Beyoncé will headline a solo tour for the first time since 2016 — before Beychella, Covid-19, and “Renaissance,” the singer said on Wednesday through social media.
The Renaissance World Tour, in support of Beyoncé’s seventh solo album, will continue for at least 40 shows, largely in stadiums, starting on May 10 in Stockholm and continuing through June in Europe before coming to North America, according to dates released on Beyoncé’s website. The tour includes one night at MetLife Stadium in New Jersey (July 29) and another at SoFi Stadium in Inglewood, California, in addition to concerts in Chicago, Philadelphia, Toronto, Atlanta, Phoenix, and Miami (Sept. 2).
Beginning Monday, members of Beyoncé’s BeyHive fan club will be able to buy a limited quantity of tickets for certain tour dates.
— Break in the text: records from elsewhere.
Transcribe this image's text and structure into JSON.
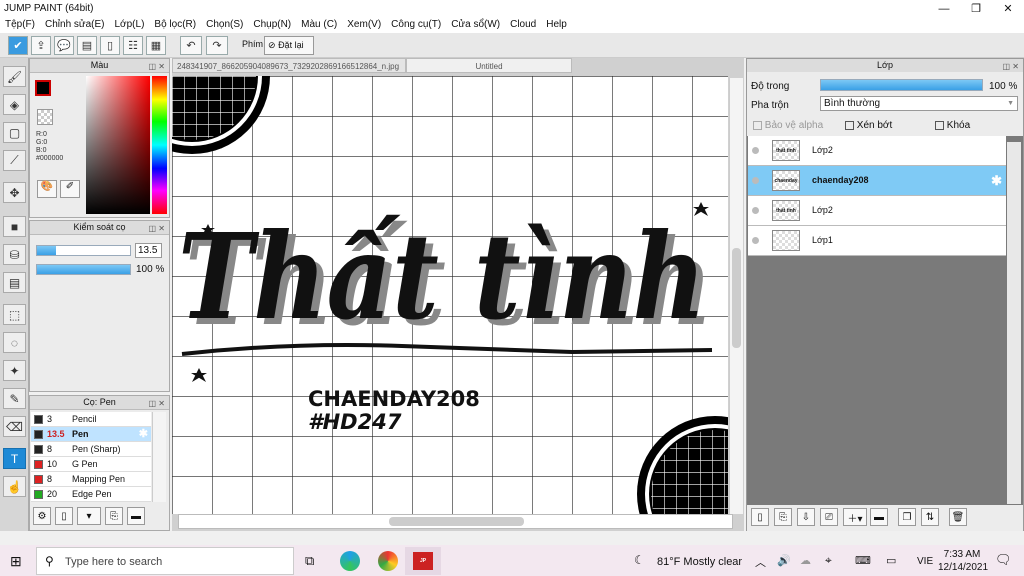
{
  "window": {
    "title": "JUMP PAINT (64bit)",
    "min": "—",
    "max": "❐",
    "close": "✕"
  },
  "menu": [
    "Tệp(F)",
    "Chỉnh sửa(E)",
    "Lớp(L)",
    "Bộ lọc(R)",
    "Chọn(S)",
    "Chụp(N)",
    "Màu (C)",
    "Xem(V)",
    "Công cụ(T)",
    "Cửa sổ(W)",
    "Cloud",
    "Help"
  ],
  "toolbar": {
    "keys_label": "Phím",
    "reset_label": "Đặt lại"
  },
  "color_panel": {
    "title": "Màu",
    "r": "R:0",
    "g": "G:0",
    "b": "B:0",
    "hex": "#000000",
    "primary": "#000000",
    "accent": "#cc0000"
  },
  "brush_control": {
    "title": "Kiểm soát cọ",
    "size": "13.5",
    "opacity": "100 %",
    "size_fraction": 0.2,
    "opacity_fraction": 1.0
  },
  "pen_panel": {
    "title": "Cọ: Pen",
    "brushes": [
      {
        "size": "3",
        "name": "Pencil",
        "color": "#222222"
      },
      {
        "size": "13.5",
        "name": "Pen",
        "color": "#222222"
      },
      {
        "size": "8",
        "name": "Pen (Sharp)",
        "color": "#222222"
      },
      {
        "size": "10",
        "name": "G Pen",
        "color": "#dd2222"
      },
      {
        "size": "8",
        "name": "Mapping Pen",
        "color": "#dd2222"
      },
      {
        "size": "20",
        "name": "Edge Pen",
        "color": "#22aa22"
      }
    ]
  },
  "canvas": {
    "tab1": "248341907_866205904089673_7329202869166512864_n.jpg",
    "tab2": "Untitled",
    "artwork_text": "Thất tình",
    "sub1": "CHAENDAY208",
    "sub2": "#HD247"
  },
  "layer_panel": {
    "title": "Lớp",
    "opacity_label": "Độ trong",
    "opacity_value": "100 %",
    "opacity_fraction": 1.0,
    "blend_label": "Pha trộn",
    "blend_value": "Bình thường",
    "protect_alpha": "Bảo vệ alpha",
    "clip": "Xén bớt",
    "lock": "Khóa",
    "layers": [
      {
        "name": "Lớp2",
        "thumb": "thất tình"
      },
      {
        "name": "chaenday208",
        "thumb": "chaenday"
      },
      {
        "name": "Lớp2",
        "thumb": "thất tình"
      },
      {
        "name": "Lớp1",
        "thumb": ""
      }
    ]
  },
  "taskbar": {
    "search_placeholder": "Type here to search",
    "weather": "81°F  Mostly clear",
    "lang": "VIE",
    "time": "7:33 AM",
    "date": "12/14/2021"
  }
}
Additional tickets will subsequently be distributed in phases per market, with a complex registration procedure for various levels of buyer.
The tour will use Ticketmaster’s Verified Fan system, which aims to limit bots and professional scalpers. It will be one of the first significant tests for Ticketmaster since the extraordinary demand for early tickets to Taylor Swift’s Eras Tour last year resulted in fan backlash and regulatory scrutiny. Beyoncé’s Parkwood Entertainment is producing the tour, which is being marketed by Live Nation. During a Senate Judiciary hearing last month, artists, fans, and politicians slammed Live Nation Entertainment, the music industry behemoth that owns Ticketmaster, as a monopoly that inhibits competition and punishes consumers.
Beyoncé’s concerts will be her first public live performances since her On the Run II tour with her husband, Jay-Z, in 2018. The tour coincided with the surprise publication of the Carters’ collaboration album, “Everything Is Love.” Beyoncé last went on tour in support of a solo album in 2016. Two years later, she headlined the Coachella Valley Music and Arts Festival.
All at once boisterous, rowdy, and delicious. A mind-blowing accomplishment of musical and choreographic direction.
Beyoncé delivered the song a video performance at the 94th Academy Awards the year prior.
The release of “Renaissance,” a dance-floor-friendly album inspired by the L.G.B.T.Q. community and including hits like “Break My Soul” and “Cuff It,” heralded her definitive return to the pop mainstream.
The singer characterised “Renaissance” as one of three songs she recorded during the flu outbreak. “My purpose was to construct a safe haven, a place without judgement,” she stated in her Act I essay. Overthinking and perfectionism are not permitted. A place where one may rant, blow off steam, and feel liberated.
Since the Covid-19 outbreak, big music touring has entirely recovered, especially at its peak. According to the industry trade publication Pollstar, pent-up fan demand, inflation, and iconic musicians such as Bad Bunny, Elton John, and Harry Styles all contributed to touring’s record-breaking $6.28 billion in income last year, a more than 13 percent gain over 2019.
In addition to Beyoncé’s appearances, this year will witness big tours from Taylor Swift, Ed Sheeran, Metallica, Morgan Wallen, and Madonna.
Beyoncé performed for an invite-only audience of influencers and journalists at the grand opening of a luxury hotel in Dubai last month, and she sparked even more controversy than normal.
While some fans chastised the singer for taking a large salary in a nation where homosexuality is illegal, others pointed out that the artist’s set selection did not yet contain songs from “Renaissance.” According to the Guardian, “Beyoncé’s Dubai performance is not just an insult to LGBTQ+ fans, but also to workers’ rights in the UAE.”